In practice, for Dielectric materials (non metals), most common production rendering systems use what we refer to in CG by the term “Simple Fresnel” or “Simple IOR”, that is calculating the reflection for all 3 primary colors using a single Refractive Index value, which is the surface’s Refractive Index for the Green primary color.
This method has proven itself to be very efficient for rendering non-metallic surfaces (dielectric materials).
Rendering metallic reflection using Complex IOR produces the most realistic color and reflection* for metals.
*In metallic surfaces the color is the reflection color itself and not a separate Diffuse component.
Some rendering systems like Arnold 5 for example have implemented a general form* of Complex IOR into their physical surface shader, Complex IOR reflection can also be rendered via OSL shaders that can be found on the web (or written..).
*I’m using the term ‘general form’ because these implementations don’t include input for Complex IOR values but just a general metallic reflection curve, that interpolates manual color selection.
Popular useful cheats for mimicking metallic reflection without complex IOR are to set a very high (non physical) simple IOR value, like 15 to 30 which forces the Fresnel reflection to become more metal-like, or turn Fresnel reflection completely off, turning the specular reflection into a perfect mirror reflection, or create a custom reflection/angle curve/ramp that produces the effect of the metallic reflection color and intensity changing by incident angle, see example here.
In many popular production renderers, the physical surface shader uses a single IOR parameter. Some rendering systems allow using 2 different IOR parameters, one for calculating reflections and the other for calculating Refraction.
* physically correct dielectric materials should be defined with the same IOR value for both reflections and refraction. using different IOR values for reflection and refraction allows useful cheats like creating transparent a material that is modeled without any thickness or defining a transparent glass that has silver reflective coating like sunglasses sometimes have.
IOR lists on the web, that display only simple IOR values like this list, are not valid for metals, and produce wrong results.
*Using simple IOR values for dielectric materials however is very efficient.
There are parts in the CG industry where in daily slang language, the term “Fresnel” is used to refer to any shading effect that is view-angle dependent,

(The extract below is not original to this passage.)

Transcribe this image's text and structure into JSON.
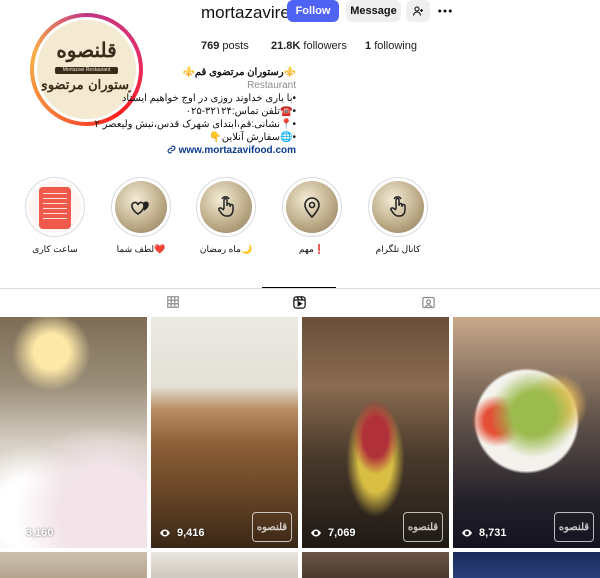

Usually referring to the shading properties appearing at the “sides” or contours of the model.
There are some CG systems that use the term Fresnel to refer to a simple linear or non-linear incident angle blending effect, that should actually be called “Facing ratio” or “Perpendicular-Parallel” blending (falloff).

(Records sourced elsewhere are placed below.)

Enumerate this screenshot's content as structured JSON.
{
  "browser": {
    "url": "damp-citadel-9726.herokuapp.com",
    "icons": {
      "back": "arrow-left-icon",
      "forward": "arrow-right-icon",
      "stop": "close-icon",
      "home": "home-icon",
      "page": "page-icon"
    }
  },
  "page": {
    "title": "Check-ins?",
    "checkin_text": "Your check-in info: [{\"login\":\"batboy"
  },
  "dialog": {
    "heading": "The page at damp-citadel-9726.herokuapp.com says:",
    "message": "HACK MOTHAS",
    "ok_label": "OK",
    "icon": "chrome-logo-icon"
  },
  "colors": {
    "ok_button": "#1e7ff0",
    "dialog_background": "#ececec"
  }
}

This is wrong because IOR based Fresnel reflection intensity produces a specific physical Reflection intensity/view angle function curve, and not just a linear or simple power function.
See example in UE4’s Fresnel node.
Some PBR rendering systems using implementations of the Disney principled BRDF don’t use a Fresnel IOR input value for dielectric materials, but instead use a simpler 0 – 1 (or higher) Specular input parameter that produces dielectric reflections of approximately 1.0 to ~1.8 IOR value range, which generally covers the range between no reflection at all to common gemstones.
This approach may be inconvenient for rendering artists that are used to setting IOR values, but it has a significant advantage of allowing the usage of an LDR 0 – 1 range (regular image file) texture map for the Specular input, and that way be able to define different material reflections on the same object, rather than having to create a physical IOR map that has encode higher than 1 float values or be mapped to that range at the shading graph.
* See Blender’s Pricipled BSDF and Unreal Engine’s PBR Material.
* Blender’s Principled BSDF actually allows setting Specular values higher than 1 to render material denser than IOR 1.8 (like a diamond for example).
Many modern production renderers use Schlick’s Approximation to render Fresnel reflections, a simplified Fresnel formula that is both faster to compute and better suited for microfacet glossy reflection models.